By Columbus Alive
From the May 2, 2013 edition
  • Photo by Meghan Ralston

Self-taught photographer Adam Elkins is an encyclopedia of Columbus’ secretly awesome, atrophied spaces. The 26-year-old campus-area native has spent a lot of time exploring the city’s forgotten areas.

“I used to do a lot of graffiti but I’ve found that photography is a lot easier to do and a lot more legal,” said Elkins, whose art will be on view at Short North Tattoo’s gallery this month. “Columbus has a lot of potential for a bigger city feel. We have a lot of exciting things here.”

Portraits in abandoned buildings and long-forgotten parks around town are some of Elkins’ best work, but his striking, near-illusionary photos of reflections in puddles are the real stunners.

“His work is honest, raw. It stands out because it is clean, not over-processed, if processed at all. It’s easy to see what inspires him in each shot, whether it be the light versus shadow or a reflection or a wallpaper pattern,” said artist Amy Leibrand, curator of CS Gallery’s recent “Exposure” show of mobile photography.

Leibrand sought out Elkins to exhibit work from his Instagram account (@BigManJapan). Despite his international popularity on the social art app (courtesy a feature on the Instagood Tumblr), it was the first time Elkins, who has never taken an art or photography class, even considered showing his photos in a gallery.

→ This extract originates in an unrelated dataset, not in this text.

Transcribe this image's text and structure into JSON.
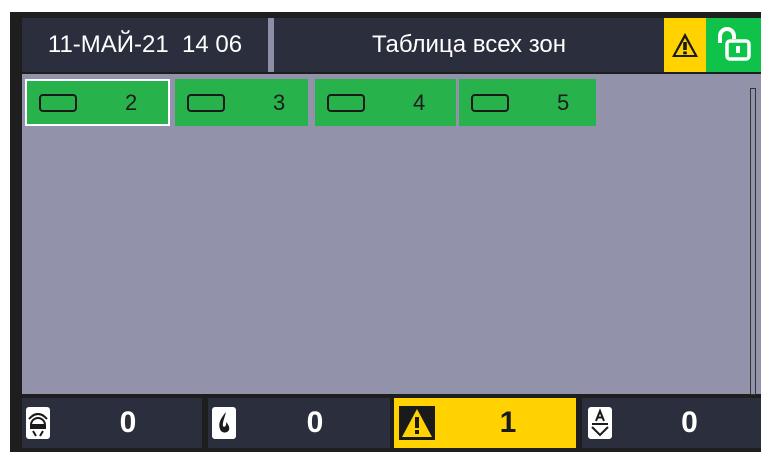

“I learned about art from doing graffiti. I learned photography by watching other people and looking at what I like,” Elkins said. “I love exploring.”

The ease of which Elkins’ images tell a story is, indeed, something you can’t teach. It’s like he’s part of the lost landscape himself.

“There’s a ‘don’t give a damn’ approach,” Leibrand said of Elkins’ photos, “yet each shot is beautifully composed. It feels instinctual. It’s his deliberate sense of adventure that pulls me in. I want to be there, I want to be a part of it. His work sucks you into the untold stories of places well past their glory.”

Those places officially have a narrator.